**EXERCISE INSTRUCTIONS:** Search the data for the string "CLOUDRAP" and copy each line in which it appears.

++++++

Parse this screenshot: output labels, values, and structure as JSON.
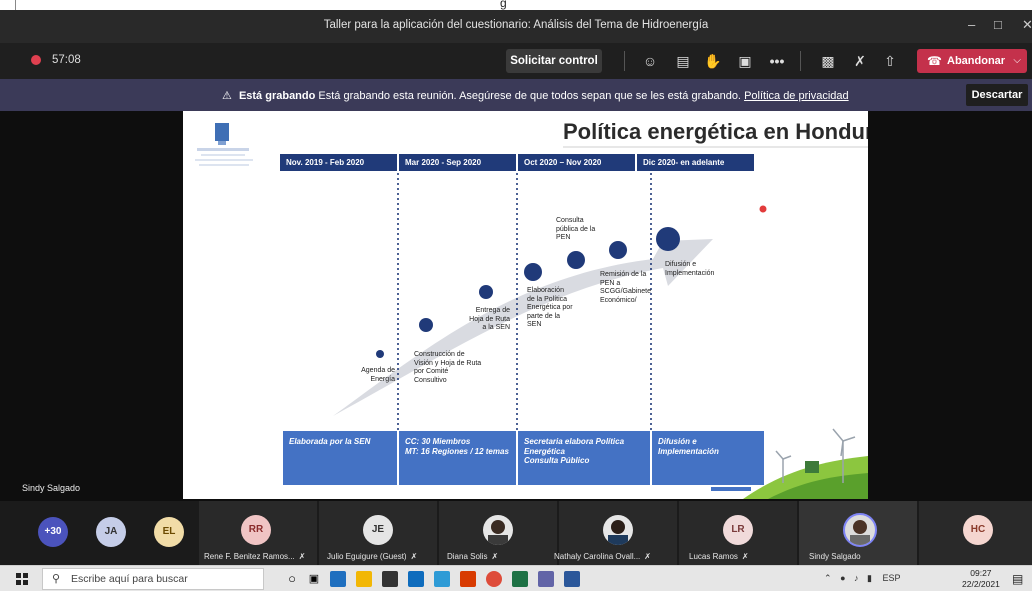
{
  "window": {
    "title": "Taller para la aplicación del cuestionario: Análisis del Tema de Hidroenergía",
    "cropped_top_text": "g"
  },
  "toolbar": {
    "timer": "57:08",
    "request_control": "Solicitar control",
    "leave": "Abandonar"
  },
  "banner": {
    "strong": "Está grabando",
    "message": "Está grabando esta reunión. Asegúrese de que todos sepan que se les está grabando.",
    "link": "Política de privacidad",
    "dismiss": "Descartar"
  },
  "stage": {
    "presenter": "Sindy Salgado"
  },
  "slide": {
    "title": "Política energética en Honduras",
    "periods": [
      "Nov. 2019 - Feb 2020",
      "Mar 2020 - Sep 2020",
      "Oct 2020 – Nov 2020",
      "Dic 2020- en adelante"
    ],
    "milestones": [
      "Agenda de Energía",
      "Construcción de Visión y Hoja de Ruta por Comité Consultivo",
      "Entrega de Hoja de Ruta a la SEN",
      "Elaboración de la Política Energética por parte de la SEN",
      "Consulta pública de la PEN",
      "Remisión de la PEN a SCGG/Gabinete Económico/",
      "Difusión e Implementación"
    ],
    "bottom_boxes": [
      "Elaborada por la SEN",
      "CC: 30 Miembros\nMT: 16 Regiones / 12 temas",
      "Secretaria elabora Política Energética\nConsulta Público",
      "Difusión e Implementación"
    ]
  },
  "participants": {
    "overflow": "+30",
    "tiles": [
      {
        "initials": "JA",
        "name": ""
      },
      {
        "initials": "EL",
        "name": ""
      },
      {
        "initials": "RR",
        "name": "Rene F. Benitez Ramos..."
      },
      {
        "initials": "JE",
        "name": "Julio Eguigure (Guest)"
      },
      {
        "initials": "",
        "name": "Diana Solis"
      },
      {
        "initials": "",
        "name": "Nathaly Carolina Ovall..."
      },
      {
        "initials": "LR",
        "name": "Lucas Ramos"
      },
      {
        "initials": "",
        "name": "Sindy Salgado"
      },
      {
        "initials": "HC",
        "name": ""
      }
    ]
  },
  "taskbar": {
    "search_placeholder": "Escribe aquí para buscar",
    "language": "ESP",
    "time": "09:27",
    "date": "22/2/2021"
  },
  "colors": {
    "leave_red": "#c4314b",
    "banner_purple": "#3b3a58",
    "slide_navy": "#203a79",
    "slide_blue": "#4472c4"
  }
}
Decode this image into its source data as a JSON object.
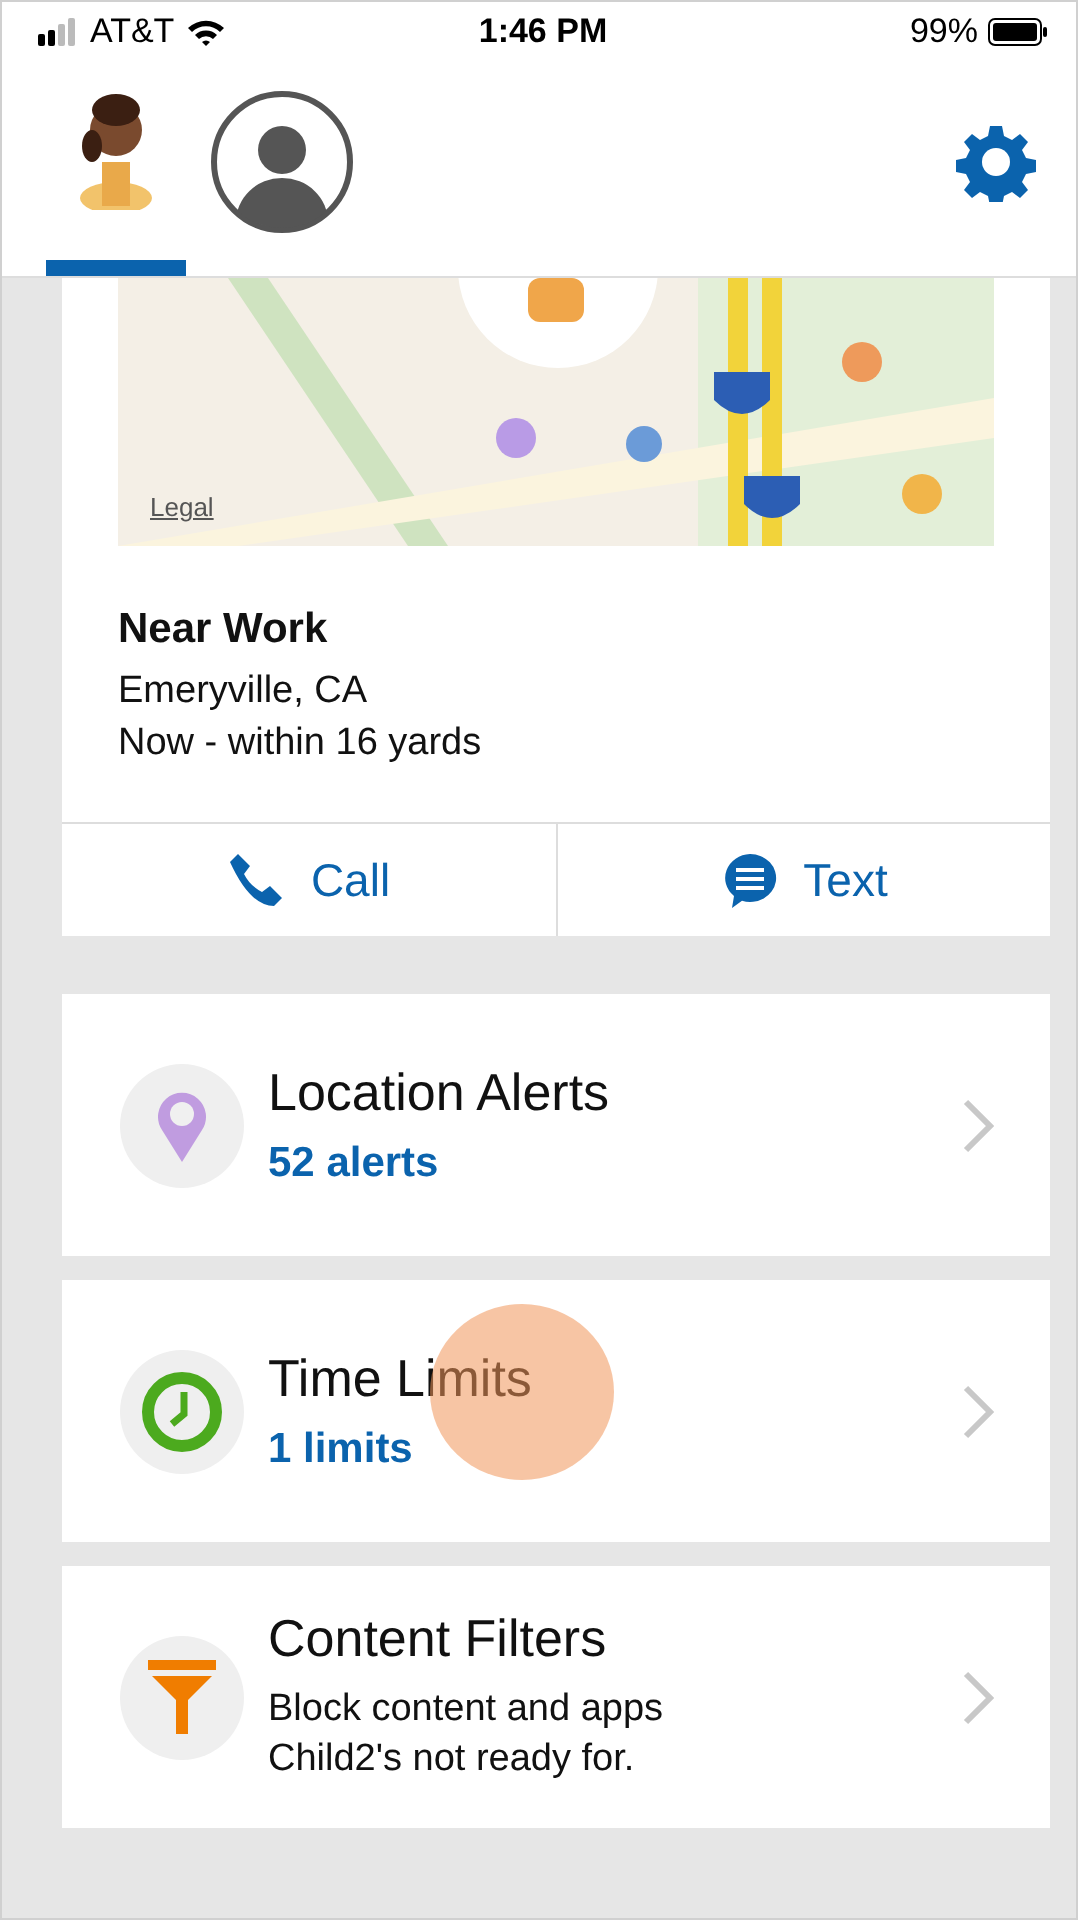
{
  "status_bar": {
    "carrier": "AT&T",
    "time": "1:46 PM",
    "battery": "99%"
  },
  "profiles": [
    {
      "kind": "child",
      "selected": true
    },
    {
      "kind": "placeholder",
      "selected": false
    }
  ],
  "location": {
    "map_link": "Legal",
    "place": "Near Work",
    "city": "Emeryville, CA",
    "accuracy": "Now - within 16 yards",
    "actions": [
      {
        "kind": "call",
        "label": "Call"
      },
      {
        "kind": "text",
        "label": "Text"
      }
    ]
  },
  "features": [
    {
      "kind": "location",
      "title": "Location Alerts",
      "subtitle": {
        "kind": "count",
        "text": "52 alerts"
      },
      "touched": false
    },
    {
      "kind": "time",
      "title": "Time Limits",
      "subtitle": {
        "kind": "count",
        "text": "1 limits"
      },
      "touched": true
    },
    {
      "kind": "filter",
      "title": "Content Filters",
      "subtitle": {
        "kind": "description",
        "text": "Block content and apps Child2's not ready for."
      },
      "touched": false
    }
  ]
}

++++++

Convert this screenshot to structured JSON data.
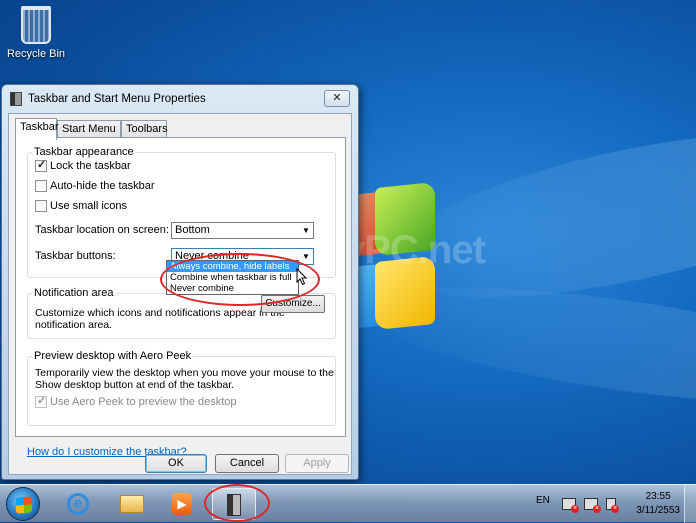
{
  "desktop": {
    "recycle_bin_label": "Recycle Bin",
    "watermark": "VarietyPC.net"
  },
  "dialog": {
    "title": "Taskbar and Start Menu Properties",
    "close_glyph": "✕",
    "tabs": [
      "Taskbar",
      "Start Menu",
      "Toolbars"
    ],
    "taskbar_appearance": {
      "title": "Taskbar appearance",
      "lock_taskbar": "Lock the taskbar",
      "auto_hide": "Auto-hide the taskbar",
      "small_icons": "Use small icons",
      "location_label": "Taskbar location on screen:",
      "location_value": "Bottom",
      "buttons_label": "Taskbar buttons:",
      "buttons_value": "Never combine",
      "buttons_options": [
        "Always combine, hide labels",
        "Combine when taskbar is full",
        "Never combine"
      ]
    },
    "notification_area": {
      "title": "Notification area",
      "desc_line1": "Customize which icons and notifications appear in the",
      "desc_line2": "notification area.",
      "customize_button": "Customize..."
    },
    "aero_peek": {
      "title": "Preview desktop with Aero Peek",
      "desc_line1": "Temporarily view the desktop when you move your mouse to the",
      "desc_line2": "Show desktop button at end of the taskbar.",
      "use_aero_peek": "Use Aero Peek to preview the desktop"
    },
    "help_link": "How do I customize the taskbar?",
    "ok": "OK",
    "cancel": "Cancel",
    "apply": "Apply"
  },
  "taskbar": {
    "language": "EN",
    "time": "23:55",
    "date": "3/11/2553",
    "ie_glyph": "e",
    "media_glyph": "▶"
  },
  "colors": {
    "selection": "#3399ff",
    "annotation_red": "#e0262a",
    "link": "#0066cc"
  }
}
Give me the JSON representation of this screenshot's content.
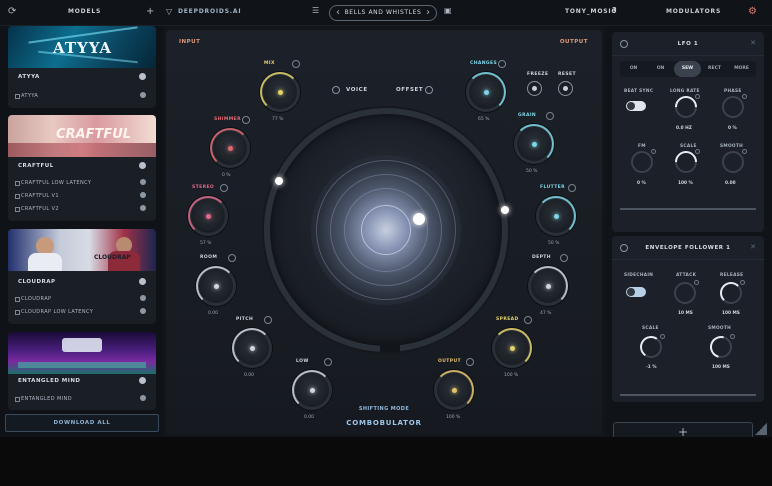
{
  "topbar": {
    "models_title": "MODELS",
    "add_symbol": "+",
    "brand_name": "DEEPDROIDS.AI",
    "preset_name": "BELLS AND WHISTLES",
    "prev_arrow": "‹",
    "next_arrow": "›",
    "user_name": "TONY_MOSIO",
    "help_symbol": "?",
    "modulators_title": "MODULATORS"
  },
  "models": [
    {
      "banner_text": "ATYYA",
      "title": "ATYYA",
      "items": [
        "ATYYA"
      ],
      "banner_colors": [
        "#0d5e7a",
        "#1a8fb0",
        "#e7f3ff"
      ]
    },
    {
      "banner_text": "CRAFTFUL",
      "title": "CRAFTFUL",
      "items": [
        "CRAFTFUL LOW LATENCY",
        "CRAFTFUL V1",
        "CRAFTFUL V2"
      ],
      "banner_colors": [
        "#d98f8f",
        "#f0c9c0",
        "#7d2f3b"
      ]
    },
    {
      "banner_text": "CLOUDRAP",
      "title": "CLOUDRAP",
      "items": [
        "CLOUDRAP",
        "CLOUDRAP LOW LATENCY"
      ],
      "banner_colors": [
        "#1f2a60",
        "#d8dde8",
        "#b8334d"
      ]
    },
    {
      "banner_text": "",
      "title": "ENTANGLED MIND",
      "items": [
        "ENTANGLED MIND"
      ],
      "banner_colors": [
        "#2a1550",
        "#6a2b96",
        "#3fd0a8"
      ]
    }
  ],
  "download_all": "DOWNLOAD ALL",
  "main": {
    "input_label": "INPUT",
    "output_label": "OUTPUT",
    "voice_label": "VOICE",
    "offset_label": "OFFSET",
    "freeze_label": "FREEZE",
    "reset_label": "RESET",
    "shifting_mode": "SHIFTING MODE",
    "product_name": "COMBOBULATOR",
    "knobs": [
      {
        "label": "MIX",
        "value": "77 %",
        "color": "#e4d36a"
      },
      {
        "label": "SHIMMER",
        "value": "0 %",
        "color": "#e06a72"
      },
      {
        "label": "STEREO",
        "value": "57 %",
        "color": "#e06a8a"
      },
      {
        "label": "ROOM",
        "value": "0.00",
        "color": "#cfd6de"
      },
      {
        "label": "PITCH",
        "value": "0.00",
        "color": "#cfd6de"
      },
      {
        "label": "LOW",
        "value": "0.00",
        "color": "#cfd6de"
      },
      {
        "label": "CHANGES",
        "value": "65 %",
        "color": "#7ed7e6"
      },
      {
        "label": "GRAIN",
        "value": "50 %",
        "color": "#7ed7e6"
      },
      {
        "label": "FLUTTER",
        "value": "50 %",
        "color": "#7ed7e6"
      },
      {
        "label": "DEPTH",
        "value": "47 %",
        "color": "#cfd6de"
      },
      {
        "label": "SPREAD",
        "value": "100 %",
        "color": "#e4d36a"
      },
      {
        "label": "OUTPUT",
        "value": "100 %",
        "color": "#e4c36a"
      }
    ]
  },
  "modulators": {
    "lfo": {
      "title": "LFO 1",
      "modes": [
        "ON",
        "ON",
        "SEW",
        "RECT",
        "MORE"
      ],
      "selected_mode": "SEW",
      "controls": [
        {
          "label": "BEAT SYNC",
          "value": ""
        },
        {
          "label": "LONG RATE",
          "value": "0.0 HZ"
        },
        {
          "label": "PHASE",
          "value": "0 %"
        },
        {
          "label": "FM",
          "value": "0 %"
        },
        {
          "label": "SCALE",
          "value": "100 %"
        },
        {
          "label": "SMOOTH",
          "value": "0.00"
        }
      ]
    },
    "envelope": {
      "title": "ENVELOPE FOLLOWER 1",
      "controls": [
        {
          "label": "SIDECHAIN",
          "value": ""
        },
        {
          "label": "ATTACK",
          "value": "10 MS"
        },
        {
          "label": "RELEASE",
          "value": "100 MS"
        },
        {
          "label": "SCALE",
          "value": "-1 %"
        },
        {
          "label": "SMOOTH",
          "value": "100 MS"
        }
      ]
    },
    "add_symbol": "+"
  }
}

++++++

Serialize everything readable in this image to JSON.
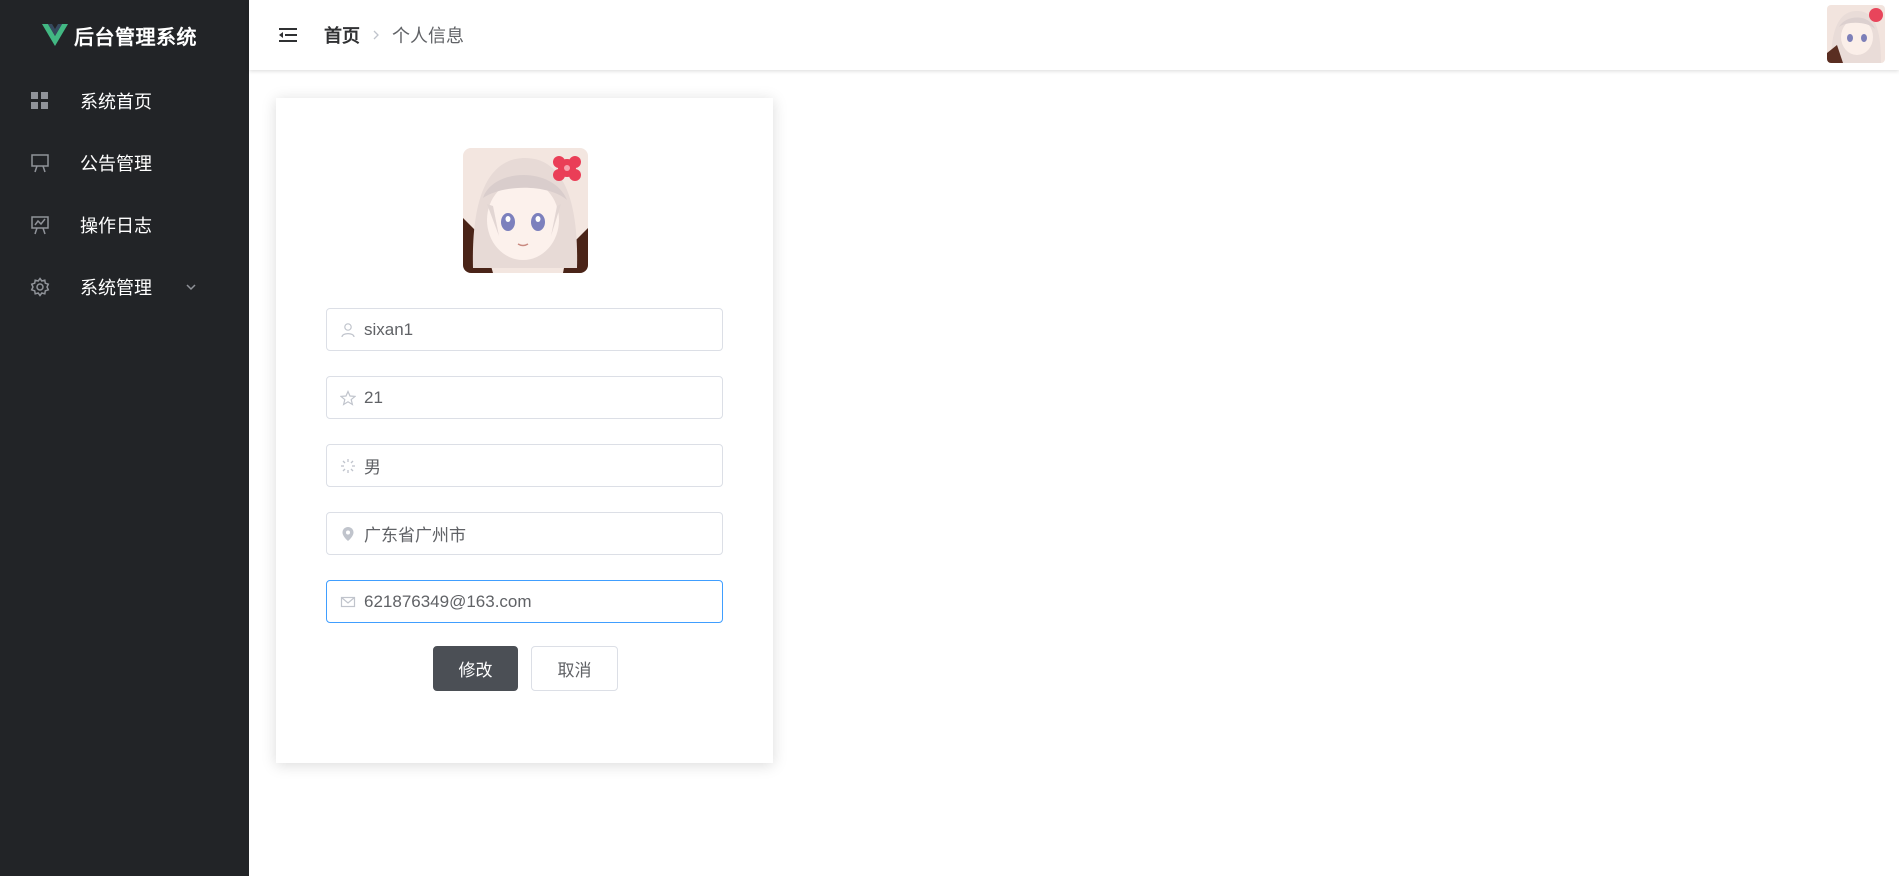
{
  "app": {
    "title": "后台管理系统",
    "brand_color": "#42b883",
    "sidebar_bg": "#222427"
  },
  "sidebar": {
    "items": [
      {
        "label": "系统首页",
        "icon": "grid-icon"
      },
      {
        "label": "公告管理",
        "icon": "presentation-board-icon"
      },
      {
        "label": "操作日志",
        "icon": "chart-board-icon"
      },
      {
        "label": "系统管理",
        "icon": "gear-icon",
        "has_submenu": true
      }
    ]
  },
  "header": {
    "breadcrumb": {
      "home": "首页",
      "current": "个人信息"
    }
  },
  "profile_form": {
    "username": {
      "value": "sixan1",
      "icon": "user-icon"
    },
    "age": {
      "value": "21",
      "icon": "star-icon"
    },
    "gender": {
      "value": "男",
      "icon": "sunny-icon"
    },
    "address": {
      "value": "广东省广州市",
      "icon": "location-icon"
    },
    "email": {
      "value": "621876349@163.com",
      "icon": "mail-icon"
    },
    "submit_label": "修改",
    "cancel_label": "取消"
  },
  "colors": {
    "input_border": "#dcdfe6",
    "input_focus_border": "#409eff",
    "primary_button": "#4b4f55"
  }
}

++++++

**EXPECTED OUTPUT:**
      "banner_text": "CLOUDRAP",
      "title": "CLOUDRAP",
        "CLOUDRAP",
        "CLOUDRAP LOW LATENCY"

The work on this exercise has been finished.